**Problem**
The data should be restated word for word, in full.

**Extracted data**
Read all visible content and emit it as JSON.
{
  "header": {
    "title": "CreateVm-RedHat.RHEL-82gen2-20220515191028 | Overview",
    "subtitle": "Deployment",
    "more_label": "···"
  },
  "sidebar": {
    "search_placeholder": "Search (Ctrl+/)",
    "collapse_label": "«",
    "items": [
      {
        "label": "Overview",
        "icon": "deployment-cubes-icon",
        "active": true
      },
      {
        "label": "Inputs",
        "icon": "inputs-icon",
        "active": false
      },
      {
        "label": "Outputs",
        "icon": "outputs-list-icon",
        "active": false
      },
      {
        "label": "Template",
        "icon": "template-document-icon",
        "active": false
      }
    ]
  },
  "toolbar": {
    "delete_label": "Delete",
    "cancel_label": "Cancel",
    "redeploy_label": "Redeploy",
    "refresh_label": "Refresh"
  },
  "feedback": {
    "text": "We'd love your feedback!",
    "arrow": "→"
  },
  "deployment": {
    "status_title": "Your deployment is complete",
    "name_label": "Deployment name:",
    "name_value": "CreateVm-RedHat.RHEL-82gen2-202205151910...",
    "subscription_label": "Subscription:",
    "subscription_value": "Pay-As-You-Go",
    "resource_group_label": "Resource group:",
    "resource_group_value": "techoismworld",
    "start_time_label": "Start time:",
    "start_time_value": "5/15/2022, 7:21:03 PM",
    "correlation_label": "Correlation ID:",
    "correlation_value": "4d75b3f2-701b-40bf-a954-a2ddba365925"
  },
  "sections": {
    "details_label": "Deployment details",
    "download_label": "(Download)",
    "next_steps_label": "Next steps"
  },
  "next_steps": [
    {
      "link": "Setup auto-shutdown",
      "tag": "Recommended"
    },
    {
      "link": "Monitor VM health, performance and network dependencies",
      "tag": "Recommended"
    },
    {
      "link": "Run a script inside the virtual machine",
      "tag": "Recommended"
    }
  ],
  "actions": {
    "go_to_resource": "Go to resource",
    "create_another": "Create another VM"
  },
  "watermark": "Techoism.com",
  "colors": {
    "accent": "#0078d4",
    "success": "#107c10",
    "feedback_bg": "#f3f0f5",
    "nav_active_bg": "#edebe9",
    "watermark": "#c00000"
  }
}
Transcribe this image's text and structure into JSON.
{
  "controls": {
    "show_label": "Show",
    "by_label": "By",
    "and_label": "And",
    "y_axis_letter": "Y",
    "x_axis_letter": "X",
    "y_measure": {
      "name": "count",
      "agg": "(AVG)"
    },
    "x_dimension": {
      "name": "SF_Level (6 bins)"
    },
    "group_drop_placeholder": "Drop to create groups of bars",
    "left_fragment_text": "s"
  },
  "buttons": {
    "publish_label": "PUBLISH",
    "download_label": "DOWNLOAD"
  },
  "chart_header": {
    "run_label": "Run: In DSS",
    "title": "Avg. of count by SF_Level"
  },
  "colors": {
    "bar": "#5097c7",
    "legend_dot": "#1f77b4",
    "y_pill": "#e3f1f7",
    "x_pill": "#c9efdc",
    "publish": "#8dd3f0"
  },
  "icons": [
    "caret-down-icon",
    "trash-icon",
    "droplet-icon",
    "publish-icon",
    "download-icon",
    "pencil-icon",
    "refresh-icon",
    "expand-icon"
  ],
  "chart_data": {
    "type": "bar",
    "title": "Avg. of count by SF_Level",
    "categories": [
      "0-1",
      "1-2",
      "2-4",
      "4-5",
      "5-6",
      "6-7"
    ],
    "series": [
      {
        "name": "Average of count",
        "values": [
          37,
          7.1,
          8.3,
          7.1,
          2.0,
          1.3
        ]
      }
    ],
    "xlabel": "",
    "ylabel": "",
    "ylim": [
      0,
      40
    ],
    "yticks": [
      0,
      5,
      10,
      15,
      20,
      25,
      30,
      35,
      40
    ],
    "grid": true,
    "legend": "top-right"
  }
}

**Expected answer**
Read all visible content and emit it as JSON.
{
  "header": {
    "title": "CreateVm-RedHat.RHEL-82gen2-20220515191028 | Overview",
    "subtitle": "Deployment",
    "more_label": "···"
  },
  "sidebar": {
    "search_placeholder": "Search (Ctrl+/)",
    "collapse_label": "«",
    "items": [
      {
        "label": "Overview",
        "icon": "deployment-cubes-icon",
        "active": true
      },
      {
        "label": "Inputs",
        "icon": "inputs-icon",
        "active": false
      },
      {
        "label": "Outputs",
        "icon": "outputs-list-icon",
        "active": false
      },
      {
        "label": "Template",
        "icon": "template-document-icon",
        "active": false
      }
    ]
  },
  "toolbar": {
    "delete_label": "Delete",
    "cancel_label": "Cancel",
    "redeploy_label": "Redeploy",
    "refresh_label": "Refresh"
  },
  "feedback": {
    "text": "We'd love your feedback!",
    "arrow": "→"
  },
  "deployment": {
    "status_title": "Your deployment is complete",
    "name_label": "Deployment name:",
    "name_value": "CreateVm-RedHat.RHEL-82gen2-202205151910...",
    "subscription_label": "Subscription:",
    "subscription_value": "Pay-As-You-Go",
    "resource_group_label": "Resource group:",
    "resource_group_value": "techoismworld",
    "start_time_label": "Start time:",
    "start_time_value": "5/15/2022, 7:21:03 PM",
    "correlation_label": "Correlation ID:",
    "correlation_value": "4d75b3f2-701b-40bf-a954-a2ddba365925"
  },
  "sections": {
    "details_label": "Deployment details",
    "download_label": "(Download)",
    "next_steps_label": "Next steps"
  },
  "next_steps": [
    {
      "link": "Setup auto-shutdown",
      "tag": "Recommended"
    },
    {
      "link": "Monitor VM health, performance and network dependencies",
      "tag": "Recommended"
    },
    {
      "link": "Run a script inside the virtual machine",
      "tag": "Recommended"
    }
  ],
  "actions": {
    "go_to_resource": "Go to resource",
    "create_another": "Create another VM"
  },
  "watermark": "Techoism.com",
  "colors": {
    "accent": "#0078d4",
    "success": "#107c10",
    "feedback_bg": "#f3f0f5",
    "nav_active_bg": "#edebe9",
    "watermark": "#c00000"
  }
}
Transcribe this image's text and structure into JSON.
{
  "controls": {
    "show_label": "Show",
    "by_label": "By",
    "and_label": "And",
    "y_axis_letter": "Y",
    "x_axis_letter": "X",
    "y_measure": {
      "name": "count",
      "agg": "(AVG)"
    },
    "x_dimension": {
      "name": "SF_Level (6 bins)"
    },
    "group_drop_placeholder": "Drop to create groups of bars",
    "left_fragment_text": "s"
  },
  "buttons": {
    "publish_label": "PUBLISH",
    "download_label": "DOWNLOAD"
  },
  "chart_header": {
    "run_label": "Run: In DSS",
    "title": "Avg. of count by SF_Level"
  },
  "colors": {
    "bar": "#5097c7",
    "legend_dot": "#1f77b4",
    "y_pill": "#e3f1f7",
    "x_pill": "#c9efdc",
    "publish": "#8dd3f0"
  },
  "icons": [
    "caret-down-icon",
    "trash-icon",
    "droplet-icon",
    "publish-icon",
    "download-icon",
    "pencil-icon",
    "refresh-icon",
    "expand-icon"
  ],
  "chart_data": {
    "type": "bar",
    "title": "Avg. of count by SF_Level",
    "categories": [
      "0-1",
      "1-2",
      "2-4",
      "4-5",
      "5-6",
      "6-7"
    ],
    "series": [
      {
        "name": "Average of count",
        "values": [
          37,
          7.1,
          8.3,
          7.1,
          2.0,
          1.3
        ]
      }
    ],
    "xlabel": "",
    "ylabel": "",
    "ylim": [
      0,
      40
    ],
    "yticks": [
      0,
      5,
      10,
      15,
      20,
      25,
      30,
      35,
      40
    ],
    "grid": true,
    "legend": "top-right"
  }
}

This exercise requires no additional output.